A growing number of Taiwanese women are choosing to freeze their eggs to extend their fertility, as they postpone marriage to pursue careers.Taiwan is seeing a growing demand for egg freezing services as more women postpone marriage in pursuit of career development, said a fertility clinic in Hsinchu Taiwan.
A slowdown in the economy has made job security a top priority for many women and has helped push the country's average marriage age to 30 from 24 in the 1980's.A strong sense of heritage still motivates women to give birth to blood-tied children.
Thirty-four-year-old Linn Kuo, a manager at Cisco System Taiwan Ltd, has a job that allows her to work from home and provides her a decent salary. While her career has had a smooth trajectory,Kuo said she has not been as lucky in her love life.
After her mother passed away, she realized the importance of having children's support when one's on her death bed. It was then, three years ago, when she chose to freeze her eggs.
"I was not sure when my ovary would start degenerating, but I was sure that I would probably marry late, and I was sure that I wanted to become a mother. I already had my conclusion so I was looking for ways to prevent premature ovarian failure.

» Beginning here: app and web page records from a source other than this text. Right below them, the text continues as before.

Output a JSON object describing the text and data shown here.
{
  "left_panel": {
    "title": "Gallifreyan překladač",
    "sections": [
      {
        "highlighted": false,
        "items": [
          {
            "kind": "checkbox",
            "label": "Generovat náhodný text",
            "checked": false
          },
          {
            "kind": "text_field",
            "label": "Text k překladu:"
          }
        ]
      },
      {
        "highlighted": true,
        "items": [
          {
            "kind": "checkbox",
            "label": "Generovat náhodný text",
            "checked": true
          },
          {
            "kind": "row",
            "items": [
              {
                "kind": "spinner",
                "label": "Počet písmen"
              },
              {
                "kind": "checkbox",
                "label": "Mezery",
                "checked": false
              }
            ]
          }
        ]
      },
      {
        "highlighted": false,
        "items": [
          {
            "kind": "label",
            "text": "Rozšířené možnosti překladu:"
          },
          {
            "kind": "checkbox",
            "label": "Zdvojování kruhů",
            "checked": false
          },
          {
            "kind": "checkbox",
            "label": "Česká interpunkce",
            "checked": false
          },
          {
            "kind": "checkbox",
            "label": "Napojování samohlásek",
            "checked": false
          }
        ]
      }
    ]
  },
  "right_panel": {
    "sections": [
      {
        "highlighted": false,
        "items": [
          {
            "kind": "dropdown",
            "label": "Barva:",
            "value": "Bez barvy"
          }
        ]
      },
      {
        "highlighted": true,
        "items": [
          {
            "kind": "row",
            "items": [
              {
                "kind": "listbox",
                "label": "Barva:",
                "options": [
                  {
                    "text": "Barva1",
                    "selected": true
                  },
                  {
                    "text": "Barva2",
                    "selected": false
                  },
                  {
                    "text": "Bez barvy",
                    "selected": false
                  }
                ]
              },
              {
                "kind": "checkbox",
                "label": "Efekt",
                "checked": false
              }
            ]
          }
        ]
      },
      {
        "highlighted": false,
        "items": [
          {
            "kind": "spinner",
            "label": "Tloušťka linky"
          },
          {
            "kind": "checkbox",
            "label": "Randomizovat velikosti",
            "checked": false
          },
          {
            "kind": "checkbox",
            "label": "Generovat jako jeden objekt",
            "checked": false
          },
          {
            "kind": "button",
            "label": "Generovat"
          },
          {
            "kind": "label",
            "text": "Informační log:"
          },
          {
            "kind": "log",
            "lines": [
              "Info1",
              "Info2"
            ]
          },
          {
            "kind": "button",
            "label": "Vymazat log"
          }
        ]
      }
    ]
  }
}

So I did some research and decided to freeze my eggs," Kuo said.
"People are asking for donated eggs are becoming younger, from their 40s to 30s and even 20s, so we thought if they had frozen their eggs earlier, maybe they wouldn't need to use donated eggs, that's why we combined in-vitro fertilization with the idea of prevention -- prevent them from using others' eggs after their fertility has deteriorated," he said.
The clinic now receives more than 100 phone calls asking about egg freezing, compared to five years ago when they handled approximately 20 cases in a year. He said the technology has matured and the embryo now has a high survival rate with egg freezing. He said the whole process of retrieving the egg takes approximately 20 minutes.
Chen Fen-ling, National Taipei University Associate Professor at the Department of Social Work said society pressures are causing women to delay tying the knot and start a family.
"Married women are like candles burning at both ends. We say that women work two jobs -- they make money with a day-time job, yet when they go back home, they take care of their children and parents-in-law. This pressure often makes women hesitate when making the decision about marriage," she said.
Lai said the service currently costs around 80,000 TWD ($2,676 USD).
Egg-freezing is a method sometimes employed for in-vitro fertilization, which the government says is on the rise.
Health ministry said the number of test tube babies doubled from 13 years ago, from 2317 in 1998 to 4117 in 2010.